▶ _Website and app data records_

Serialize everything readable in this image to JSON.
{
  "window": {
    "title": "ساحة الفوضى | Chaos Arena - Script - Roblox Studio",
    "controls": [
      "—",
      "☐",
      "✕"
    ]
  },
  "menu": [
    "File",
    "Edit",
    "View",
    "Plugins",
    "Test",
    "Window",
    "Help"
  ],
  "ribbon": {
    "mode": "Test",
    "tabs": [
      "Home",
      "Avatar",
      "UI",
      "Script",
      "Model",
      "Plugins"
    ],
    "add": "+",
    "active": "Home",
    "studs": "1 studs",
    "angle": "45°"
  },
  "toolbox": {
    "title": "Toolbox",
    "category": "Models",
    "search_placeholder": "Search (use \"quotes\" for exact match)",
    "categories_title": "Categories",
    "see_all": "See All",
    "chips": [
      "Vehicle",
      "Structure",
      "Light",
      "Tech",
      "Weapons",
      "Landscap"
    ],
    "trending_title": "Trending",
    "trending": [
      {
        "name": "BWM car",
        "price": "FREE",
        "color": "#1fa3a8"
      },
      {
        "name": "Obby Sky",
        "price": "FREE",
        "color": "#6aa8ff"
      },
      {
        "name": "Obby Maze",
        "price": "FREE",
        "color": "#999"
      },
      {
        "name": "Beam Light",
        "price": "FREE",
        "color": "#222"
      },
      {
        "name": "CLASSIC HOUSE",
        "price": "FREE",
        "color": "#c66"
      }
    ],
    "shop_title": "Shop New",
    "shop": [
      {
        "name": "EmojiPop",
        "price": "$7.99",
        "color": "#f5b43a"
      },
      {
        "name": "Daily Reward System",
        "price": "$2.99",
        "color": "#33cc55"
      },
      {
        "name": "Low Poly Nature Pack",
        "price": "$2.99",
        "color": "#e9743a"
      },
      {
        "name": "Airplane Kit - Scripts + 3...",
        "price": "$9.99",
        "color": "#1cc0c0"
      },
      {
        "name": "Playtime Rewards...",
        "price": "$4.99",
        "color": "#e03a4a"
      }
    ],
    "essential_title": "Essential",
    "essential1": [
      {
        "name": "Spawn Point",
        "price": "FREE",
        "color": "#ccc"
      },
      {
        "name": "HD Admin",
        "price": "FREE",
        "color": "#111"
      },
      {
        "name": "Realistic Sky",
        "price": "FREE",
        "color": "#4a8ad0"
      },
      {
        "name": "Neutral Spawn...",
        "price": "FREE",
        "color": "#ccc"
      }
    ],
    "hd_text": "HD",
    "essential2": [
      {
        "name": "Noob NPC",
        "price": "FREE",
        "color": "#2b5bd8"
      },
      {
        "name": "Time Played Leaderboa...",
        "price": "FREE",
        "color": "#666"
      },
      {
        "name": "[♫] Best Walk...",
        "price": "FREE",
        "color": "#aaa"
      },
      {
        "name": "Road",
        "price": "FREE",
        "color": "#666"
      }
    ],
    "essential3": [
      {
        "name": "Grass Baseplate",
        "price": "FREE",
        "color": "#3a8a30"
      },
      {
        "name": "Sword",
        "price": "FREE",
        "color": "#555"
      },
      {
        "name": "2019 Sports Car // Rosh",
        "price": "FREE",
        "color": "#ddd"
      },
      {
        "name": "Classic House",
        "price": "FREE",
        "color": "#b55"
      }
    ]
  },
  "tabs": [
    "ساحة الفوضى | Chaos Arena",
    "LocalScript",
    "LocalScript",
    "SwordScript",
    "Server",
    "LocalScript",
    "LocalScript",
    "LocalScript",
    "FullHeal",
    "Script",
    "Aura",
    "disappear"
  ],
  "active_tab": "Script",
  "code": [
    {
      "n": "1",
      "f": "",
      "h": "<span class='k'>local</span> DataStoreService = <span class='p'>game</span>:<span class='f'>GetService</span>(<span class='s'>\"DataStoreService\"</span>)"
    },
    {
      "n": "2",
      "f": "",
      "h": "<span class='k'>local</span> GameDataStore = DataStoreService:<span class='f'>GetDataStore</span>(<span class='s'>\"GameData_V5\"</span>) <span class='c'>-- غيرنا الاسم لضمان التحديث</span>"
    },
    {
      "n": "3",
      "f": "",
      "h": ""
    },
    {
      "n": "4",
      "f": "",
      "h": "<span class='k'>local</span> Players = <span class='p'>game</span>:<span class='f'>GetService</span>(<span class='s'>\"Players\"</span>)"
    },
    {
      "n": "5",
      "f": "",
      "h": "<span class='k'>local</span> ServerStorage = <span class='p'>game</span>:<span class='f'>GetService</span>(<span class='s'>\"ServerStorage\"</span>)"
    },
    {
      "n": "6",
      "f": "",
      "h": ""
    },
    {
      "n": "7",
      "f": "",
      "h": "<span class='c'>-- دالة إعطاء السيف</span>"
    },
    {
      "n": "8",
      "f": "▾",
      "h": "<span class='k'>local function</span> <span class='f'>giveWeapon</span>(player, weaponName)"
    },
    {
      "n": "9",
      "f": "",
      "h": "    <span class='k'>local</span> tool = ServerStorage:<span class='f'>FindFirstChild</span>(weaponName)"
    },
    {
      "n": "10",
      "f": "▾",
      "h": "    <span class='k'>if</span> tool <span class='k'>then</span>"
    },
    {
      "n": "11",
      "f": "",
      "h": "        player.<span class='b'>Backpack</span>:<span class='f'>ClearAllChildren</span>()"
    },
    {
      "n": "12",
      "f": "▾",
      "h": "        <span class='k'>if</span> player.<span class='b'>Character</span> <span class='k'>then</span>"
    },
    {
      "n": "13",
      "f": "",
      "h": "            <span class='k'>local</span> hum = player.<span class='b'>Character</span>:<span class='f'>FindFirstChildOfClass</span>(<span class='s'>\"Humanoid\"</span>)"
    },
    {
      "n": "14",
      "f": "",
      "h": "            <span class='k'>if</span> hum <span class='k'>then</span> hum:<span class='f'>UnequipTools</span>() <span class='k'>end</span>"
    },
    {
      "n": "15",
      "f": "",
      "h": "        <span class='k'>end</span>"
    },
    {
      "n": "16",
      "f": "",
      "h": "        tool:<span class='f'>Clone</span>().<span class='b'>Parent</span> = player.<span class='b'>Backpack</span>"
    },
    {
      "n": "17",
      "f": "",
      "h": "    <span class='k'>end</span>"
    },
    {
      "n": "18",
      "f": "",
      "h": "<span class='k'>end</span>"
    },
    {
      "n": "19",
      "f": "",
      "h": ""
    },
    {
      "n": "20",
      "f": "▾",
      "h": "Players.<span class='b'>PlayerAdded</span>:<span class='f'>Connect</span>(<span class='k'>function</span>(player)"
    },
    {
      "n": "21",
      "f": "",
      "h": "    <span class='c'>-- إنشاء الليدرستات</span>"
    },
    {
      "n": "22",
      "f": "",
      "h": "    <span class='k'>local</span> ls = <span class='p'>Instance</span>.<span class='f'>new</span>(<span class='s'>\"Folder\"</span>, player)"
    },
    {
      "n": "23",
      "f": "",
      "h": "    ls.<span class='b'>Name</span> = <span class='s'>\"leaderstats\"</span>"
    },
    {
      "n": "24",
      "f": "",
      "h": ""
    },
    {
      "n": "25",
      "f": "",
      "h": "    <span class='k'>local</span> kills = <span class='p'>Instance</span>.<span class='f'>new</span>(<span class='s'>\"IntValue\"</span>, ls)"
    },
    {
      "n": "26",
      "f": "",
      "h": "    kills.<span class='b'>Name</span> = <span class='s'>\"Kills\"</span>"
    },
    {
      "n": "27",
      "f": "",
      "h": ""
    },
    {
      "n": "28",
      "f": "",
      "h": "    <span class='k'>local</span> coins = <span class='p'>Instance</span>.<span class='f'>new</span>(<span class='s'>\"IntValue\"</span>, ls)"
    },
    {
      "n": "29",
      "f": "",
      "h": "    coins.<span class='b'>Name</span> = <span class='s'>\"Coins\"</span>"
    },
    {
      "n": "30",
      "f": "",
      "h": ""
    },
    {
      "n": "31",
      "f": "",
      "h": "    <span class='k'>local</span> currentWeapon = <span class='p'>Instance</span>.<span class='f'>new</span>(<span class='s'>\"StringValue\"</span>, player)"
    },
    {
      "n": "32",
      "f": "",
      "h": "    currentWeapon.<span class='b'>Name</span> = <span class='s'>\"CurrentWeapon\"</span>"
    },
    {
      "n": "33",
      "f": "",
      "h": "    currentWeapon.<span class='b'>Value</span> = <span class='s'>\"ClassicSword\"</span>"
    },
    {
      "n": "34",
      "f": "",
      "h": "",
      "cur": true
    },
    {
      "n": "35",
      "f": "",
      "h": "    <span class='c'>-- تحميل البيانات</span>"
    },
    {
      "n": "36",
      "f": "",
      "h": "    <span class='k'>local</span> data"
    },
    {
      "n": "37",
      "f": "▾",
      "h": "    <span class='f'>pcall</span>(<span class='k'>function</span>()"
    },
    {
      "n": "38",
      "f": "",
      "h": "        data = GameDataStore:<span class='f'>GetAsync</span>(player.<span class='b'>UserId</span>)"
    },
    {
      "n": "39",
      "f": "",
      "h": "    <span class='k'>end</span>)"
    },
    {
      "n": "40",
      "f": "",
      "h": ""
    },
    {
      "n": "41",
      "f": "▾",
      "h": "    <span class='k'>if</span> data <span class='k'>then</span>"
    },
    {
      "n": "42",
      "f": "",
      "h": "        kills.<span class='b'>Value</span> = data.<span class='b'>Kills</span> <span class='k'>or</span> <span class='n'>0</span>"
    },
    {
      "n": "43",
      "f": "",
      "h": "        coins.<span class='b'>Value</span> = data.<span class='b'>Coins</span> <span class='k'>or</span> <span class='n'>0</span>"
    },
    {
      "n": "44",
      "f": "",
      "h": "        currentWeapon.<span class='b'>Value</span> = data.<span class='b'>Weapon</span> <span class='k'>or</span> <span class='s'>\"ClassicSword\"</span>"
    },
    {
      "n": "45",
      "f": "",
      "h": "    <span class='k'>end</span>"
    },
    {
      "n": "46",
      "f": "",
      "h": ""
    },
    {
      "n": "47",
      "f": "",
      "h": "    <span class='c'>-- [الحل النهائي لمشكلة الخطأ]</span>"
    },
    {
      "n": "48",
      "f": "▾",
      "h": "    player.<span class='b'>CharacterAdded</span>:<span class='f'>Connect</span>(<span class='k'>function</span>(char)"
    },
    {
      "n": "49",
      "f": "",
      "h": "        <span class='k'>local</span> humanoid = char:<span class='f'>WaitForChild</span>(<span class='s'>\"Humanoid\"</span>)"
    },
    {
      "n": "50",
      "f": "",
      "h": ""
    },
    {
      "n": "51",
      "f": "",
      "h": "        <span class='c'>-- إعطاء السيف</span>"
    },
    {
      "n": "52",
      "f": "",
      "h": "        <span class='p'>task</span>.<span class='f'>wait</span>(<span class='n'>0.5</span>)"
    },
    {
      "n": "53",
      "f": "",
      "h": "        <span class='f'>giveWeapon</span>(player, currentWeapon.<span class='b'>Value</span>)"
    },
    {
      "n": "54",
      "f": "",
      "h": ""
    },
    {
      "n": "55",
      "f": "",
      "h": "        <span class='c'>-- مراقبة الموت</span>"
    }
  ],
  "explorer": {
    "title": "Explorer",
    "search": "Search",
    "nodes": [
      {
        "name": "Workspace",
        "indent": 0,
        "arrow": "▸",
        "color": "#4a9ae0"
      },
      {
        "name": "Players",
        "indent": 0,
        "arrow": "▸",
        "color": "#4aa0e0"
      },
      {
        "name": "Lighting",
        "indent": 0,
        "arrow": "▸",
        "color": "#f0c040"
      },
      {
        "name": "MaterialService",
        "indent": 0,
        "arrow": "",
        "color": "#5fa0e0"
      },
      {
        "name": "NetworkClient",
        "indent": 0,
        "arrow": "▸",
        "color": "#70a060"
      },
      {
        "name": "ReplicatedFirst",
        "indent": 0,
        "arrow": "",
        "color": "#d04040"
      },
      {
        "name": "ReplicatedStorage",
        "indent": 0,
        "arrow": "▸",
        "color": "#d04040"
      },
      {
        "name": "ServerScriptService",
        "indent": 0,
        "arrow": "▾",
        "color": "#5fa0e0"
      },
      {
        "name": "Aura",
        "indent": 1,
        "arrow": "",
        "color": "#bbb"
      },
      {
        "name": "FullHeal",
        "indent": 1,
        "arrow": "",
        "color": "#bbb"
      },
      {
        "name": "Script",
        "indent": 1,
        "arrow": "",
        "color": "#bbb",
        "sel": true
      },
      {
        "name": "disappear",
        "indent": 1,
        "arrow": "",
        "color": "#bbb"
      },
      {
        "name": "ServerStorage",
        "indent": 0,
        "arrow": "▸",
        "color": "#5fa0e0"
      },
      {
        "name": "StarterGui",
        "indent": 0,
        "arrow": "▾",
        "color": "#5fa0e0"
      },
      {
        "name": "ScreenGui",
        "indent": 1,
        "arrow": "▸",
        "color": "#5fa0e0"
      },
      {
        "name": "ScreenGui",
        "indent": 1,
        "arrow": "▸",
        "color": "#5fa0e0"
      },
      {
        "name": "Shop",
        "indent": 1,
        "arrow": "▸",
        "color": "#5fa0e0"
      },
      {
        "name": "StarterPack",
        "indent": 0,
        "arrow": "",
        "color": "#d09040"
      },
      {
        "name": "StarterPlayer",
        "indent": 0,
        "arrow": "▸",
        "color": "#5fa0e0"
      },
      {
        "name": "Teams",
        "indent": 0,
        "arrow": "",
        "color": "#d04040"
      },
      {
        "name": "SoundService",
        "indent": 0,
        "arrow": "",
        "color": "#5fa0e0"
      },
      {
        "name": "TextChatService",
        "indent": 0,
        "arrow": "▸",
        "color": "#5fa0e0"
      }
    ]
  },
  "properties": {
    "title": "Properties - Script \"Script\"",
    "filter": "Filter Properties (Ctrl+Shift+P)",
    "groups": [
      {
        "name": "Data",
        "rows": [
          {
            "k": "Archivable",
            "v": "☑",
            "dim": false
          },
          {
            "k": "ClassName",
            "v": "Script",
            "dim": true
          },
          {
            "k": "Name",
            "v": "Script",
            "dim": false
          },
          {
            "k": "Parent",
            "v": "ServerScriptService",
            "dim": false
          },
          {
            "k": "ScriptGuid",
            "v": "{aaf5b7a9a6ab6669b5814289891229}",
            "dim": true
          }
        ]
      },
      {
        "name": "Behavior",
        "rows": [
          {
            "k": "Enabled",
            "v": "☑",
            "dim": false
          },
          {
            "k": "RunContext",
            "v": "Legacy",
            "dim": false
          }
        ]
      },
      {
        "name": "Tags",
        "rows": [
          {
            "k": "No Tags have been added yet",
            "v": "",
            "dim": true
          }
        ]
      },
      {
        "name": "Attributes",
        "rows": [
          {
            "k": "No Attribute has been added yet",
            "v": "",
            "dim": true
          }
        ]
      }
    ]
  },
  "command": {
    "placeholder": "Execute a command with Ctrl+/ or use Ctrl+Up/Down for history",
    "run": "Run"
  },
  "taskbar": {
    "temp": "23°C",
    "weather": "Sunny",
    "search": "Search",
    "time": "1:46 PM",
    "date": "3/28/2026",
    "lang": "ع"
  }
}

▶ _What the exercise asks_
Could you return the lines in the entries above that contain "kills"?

▶ _Final answer_
      "h": "    <span class='k'>local</span> kills = <span class='p'>Instance</span>.<span class='f'>new</span>(<span class='s'>\"IntValue\"</span>, ls)"
      "h": "    kills.<span class='b'>Name</span> = <span class='s'>\"Kills\"</span>"
      "h": "        kills.<span class='b'>Value</span> = data.<span class='b'>Kills</span> <span class='k'>or</span> <span class='n'>0</span>"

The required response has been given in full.